- _Task to complete_
Each entry is to be given again precisely, and no picture may be carried over.

==== Records shown

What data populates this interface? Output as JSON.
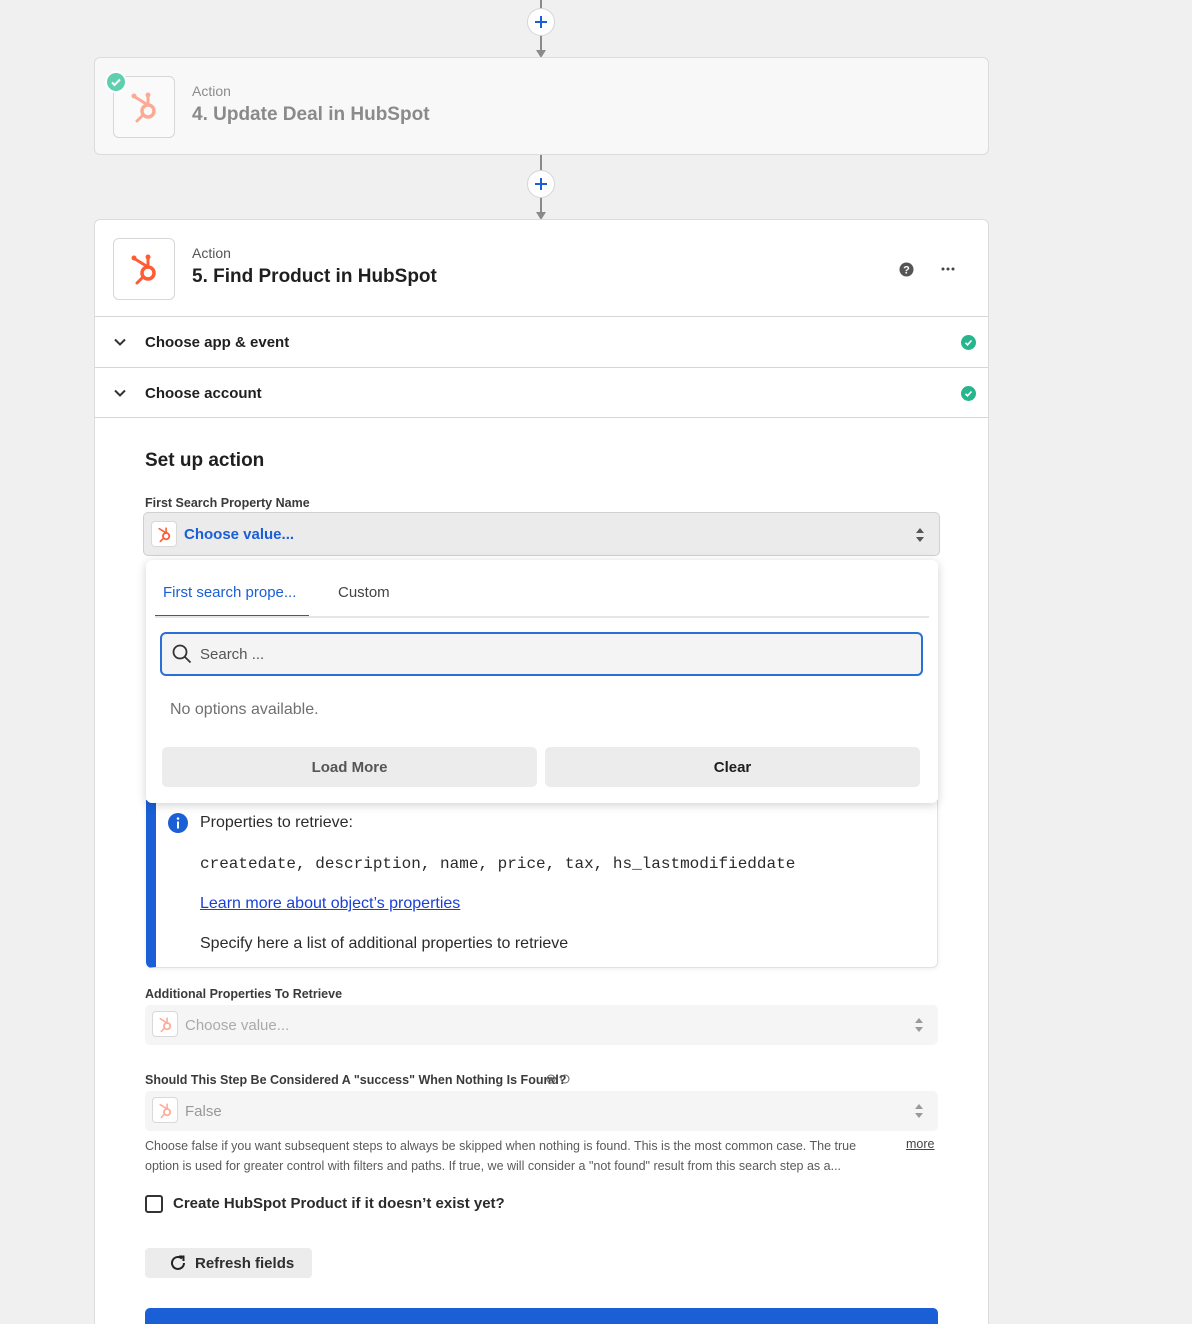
{
  "step4": {
    "kind": "Action",
    "title": "4. Update Deal in HubSpot"
  },
  "step5": {
    "kind": "Action",
    "title": "5. Find Product in HubSpot",
    "accordion": [
      {
        "label": "Choose app & event"
      },
      {
        "label": "Choose account"
      }
    ],
    "section_title": "Set up action"
  },
  "fields": {
    "first_search": {
      "label": "First Search Property Name",
      "placeholder": "Choose value..."
    },
    "additional": {
      "label": "Additional Properties To Retrieve",
      "placeholder": "Choose value..."
    },
    "success": {
      "label": "Should This Step Be Considered A \"success\" When Nothing Is Found?",
      "value": "False",
      "help": "Choose false if you want subsequent steps to always be skipped when nothing is found. This is the most common case. The true option is used for greater control with filters and paths. If true, we will consider a \"not found\" result from this search step as a...",
      "more": "more"
    },
    "create_checkbox_label": "Create HubSpot Product if it doesn’t exist yet?"
  },
  "dropdown": {
    "tabs": [
      "First search prope...",
      "Custom"
    ],
    "search_placeholder": "Search ...",
    "empty_text": "No options available.",
    "load_more": "Load More",
    "clear": "Clear"
  },
  "info": {
    "heading": "Properties to retrieve:",
    "properties": "createdate, description, name, price, tax, hs_lastmodifieddate",
    "link": "Learn more about object’s properties",
    "note": "Specify here a list of additional properties to retrieve"
  },
  "refresh_label": "Refresh fields",
  "icons": {
    "hubspot": "hubspot-icon",
    "plus": "plus-icon",
    "help": "question-circle-icon",
    "more": "ellipsis-icon",
    "check": "check-circle-icon",
    "chevron": "chevron-down-icon",
    "search": "search-icon",
    "info": "info-icon",
    "refresh": "refresh-icon"
  },
  "colors": {
    "accent": "#1a5fd6",
    "hubspot": "#ff5c35",
    "success": "#27b58e"
  }
}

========

- _Reply_
What data populates this interface? Output as JSON.
{
  "step4": {
    "kind": "Action",
    "title": "4. Update Deal in HubSpot"
  },
  "step5": {
    "kind": "Action",
    "title": "5. Find Product in HubSpot",
    "accordion": [
      {
        "label": "Choose app & event"
      },
      {
        "label": "Choose account"
      }
    ],
    "section_title": "Set up action"
  },
  "fields": {
    "first_search": {
      "label": "First Search Property Name",
      "placeholder": "Choose value..."
    },
    "additional": {
      "label": "Additional Properties To Retrieve",
      "placeholder": "Choose value..."
    },
    "success": {
      "label": "Should This Step Be Considered A \"success\" When Nothing Is Found?",
      "value": "False",
      "help": "Choose false if you want subsequent steps to always be skipped when nothing is found. This is the most common case. The true option is used for greater control with filters and paths. If true, we will consider a \"not found\" result from this search step as a...",
      "more": "more"
    },
    "create_checkbox_label": "Create HubSpot Product if it doesn’t exist yet?"
  },
  "dropdown": {
    "tabs": [
      "First search prope...",
      "Custom"
    ],
    "search_placeholder": "Search ...",
    "empty_text": "No options available.",
    "load_more": "Load More",
    "clear": "Clear"
  },
  "info": {
    "heading": "Properties to retrieve:",
    "properties": "createdate, description, name, price, tax, hs_lastmodifieddate",
    "link": "Learn more about object’s properties",
    "note": "Specify here a list of additional properties to retrieve"
  },
  "refresh_label": "Refresh fields",
  "icons": {
    "hubspot": "hubspot-icon",
    "plus": "plus-icon",
    "help": "question-circle-icon",
    "more": "ellipsis-icon",
    "check": "check-circle-icon",
    "chevron": "chevron-down-icon",
    "search": "search-icon",
    "info": "info-icon",
    "refresh": "refresh-icon"
  },
  "colors": {
    "accent": "#1a5fd6",
    "hubspot": "#ff5c35",
    "success": "#27b58e"
  }
}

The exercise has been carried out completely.